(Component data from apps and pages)
== Segment start ==

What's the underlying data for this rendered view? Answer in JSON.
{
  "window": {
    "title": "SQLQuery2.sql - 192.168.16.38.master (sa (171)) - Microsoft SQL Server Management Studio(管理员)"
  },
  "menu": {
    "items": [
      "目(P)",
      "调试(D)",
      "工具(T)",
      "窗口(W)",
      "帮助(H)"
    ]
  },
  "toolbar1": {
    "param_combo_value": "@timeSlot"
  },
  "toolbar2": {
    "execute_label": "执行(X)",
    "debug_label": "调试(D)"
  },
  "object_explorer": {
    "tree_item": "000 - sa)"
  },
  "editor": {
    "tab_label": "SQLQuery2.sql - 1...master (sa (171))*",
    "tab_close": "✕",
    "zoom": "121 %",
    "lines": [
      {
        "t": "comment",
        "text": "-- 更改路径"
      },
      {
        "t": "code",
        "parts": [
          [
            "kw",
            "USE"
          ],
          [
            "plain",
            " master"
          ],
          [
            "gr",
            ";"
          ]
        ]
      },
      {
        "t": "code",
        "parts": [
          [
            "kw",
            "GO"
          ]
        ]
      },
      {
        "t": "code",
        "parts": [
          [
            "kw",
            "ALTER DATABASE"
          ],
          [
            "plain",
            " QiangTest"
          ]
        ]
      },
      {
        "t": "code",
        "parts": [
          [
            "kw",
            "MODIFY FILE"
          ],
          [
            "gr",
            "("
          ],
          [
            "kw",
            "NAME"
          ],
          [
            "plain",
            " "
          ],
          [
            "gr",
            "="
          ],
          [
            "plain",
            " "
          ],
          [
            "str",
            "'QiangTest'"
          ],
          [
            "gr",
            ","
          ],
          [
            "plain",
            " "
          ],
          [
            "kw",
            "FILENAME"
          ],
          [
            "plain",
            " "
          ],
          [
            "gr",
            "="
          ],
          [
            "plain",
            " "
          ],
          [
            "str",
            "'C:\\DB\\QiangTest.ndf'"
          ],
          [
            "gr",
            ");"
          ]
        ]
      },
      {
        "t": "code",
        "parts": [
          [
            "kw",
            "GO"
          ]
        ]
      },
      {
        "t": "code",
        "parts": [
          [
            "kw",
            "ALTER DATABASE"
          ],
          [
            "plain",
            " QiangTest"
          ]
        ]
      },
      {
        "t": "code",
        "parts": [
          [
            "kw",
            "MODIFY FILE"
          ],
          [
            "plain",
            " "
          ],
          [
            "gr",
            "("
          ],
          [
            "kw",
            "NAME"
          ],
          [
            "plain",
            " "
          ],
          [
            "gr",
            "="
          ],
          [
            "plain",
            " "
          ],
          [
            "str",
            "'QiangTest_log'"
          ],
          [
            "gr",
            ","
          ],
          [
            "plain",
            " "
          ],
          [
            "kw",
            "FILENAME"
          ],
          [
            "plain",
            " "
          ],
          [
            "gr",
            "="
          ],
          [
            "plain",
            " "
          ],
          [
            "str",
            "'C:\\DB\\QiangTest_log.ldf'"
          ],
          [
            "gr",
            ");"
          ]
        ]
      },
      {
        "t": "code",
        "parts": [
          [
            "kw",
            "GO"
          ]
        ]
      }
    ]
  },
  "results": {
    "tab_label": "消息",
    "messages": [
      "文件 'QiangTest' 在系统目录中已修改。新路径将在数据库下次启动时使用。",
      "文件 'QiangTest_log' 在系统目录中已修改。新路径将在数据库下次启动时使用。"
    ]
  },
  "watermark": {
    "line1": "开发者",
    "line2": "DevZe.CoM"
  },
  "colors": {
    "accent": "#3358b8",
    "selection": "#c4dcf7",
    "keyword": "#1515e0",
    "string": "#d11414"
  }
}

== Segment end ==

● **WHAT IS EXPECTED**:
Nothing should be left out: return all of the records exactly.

● **RESPONSE BELOW**:
What's the underlying data for this rendered view? Answer in JSON.
{
  "window": {
    "title": "SQLQuery2.sql - 192.168.16.38.master (sa (171)) - Microsoft SQL Server Management Studio(管理员)"
  },
  "menu": {
    "items": [
      "目(P)",
      "调试(D)",
      "工具(T)",
      "窗口(W)",
      "帮助(H)"
    ]
  },
  "toolbar1": {
    "param_combo_value": "@timeSlot"
  },
  "toolbar2": {
    "execute_label": "执行(X)",
    "debug_label": "调试(D)"
  },
  "object_explorer": {
    "tree_item": "000 - sa)"
  },
  "editor": {
    "tab_label": "SQLQuery2.sql - 1...master (sa (171))*",
    "tab_close": "✕",
    "zoom": "121 %",
    "lines": [
      {
        "t": "comment",
        "text": "-- 更改路径"
      },
      {
        "t": "code",
        "parts": [
          [
            "kw",
            "USE"
          ],
          [
            "plain",
            " master"
          ],
          [
            "gr",
            ";"
          ]
        ]
      },
      {
        "t": "code",
        "parts": [
          [
            "kw",
            "GO"
          ]
        ]
      },
      {
        "t": "code",
        "parts": [
          [
            "kw",
            "ALTER DATABASE"
          ],
          [
            "plain",
            " QiangTest"
          ]
        ]
      },
      {
        "t": "code",
        "parts": [
          [
            "kw",
            "MODIFY FILE"
          ],
          [
            "gr",
            "("
          ],
          [
            "kw",
            "NAME"
          ],
          [
            "plain",
            " "
          ],
          [
            "gr",
            "="
          ],
          [
            "plain",
            " "
          ],
          [
            "str",
            "'QiangTest'"
          ],
          [
            "gr",
            ","
          ],
          [
            "plain",
            " "
          ],
          [
            "kw",
            "FILENAME"
          ],
          [
            "plain",
            " "
          ],
          [
            "gr",
            "="
          ],
          [
            "plain",
            " "
          ],
          [
            "str",
            "'C:\\DB\\QiangTest.ndf'"
          ],
          [
            "gr",
            ");"
          ]
        ]
      },
      {
        "t": "code",
        "parts": [
          [
            "kw",
            "GO"
          ]
        ]
      },
      {
        "t": "code",
        "parts": [
          [
            "kw",
            "ALTER DATABASE"
          ],
          [
            "plain",
            " QiangTest"
          ]
        ]
      },
      {
        "t": "code",
        "parts": [
          [
            "kw",
            "MODIFY FILE"
          ],
          [
            "plain",
            " "
          ],
          [
            "gr",
            "("
          ],
          [
            "kw",
            "NAME"
          ],
          [
            "plain",
            " "
          ],
          [
            "gr",
            "="
          ],
          [
            "plain",
            " "
          ],
          [
            "str",
            "'QiangTest_log'"
          ],
          [
            "gr",
            ","
          ],
          [
            "plain",
            " "
          ],
          [
            "kw",
            "FILENAME"
          ],
          [
            "plain",
            " "
          ],
          [
            "gr",
            "="
          ],
          [
            "plain",
            " "
          ],
          [
            "str",
            "'C:\\DB\\QiangTest_log.ldf'"
          ],
          [
            "gr",
            ");"
          ]
        ]
      },
      {
        "t": "code",
        "parts": [
          [
            "kw",
            "GO"
          ]
        ]
      }
    ]
  },
  "results": {
    "tab_label": "消息",
    "messages": [
      "文件 'QiangTest' 在系统目录中已修改。新路径将在数据库下次启动时使用。",
      "文件 'QiangTest_log' 在系统目录中已修改。新路径将在数据库下次启动时使用。"
    ]
  },
  "watermark": {
    "line1": "开发者",
    "line2": "DevZe.CoM"
  },
  "colors": {
    "accent": "#3358b8",
    "selection": "#c4dcf7",
    "keyword": "#1515e0",
    "string": "#d11414"
  }
}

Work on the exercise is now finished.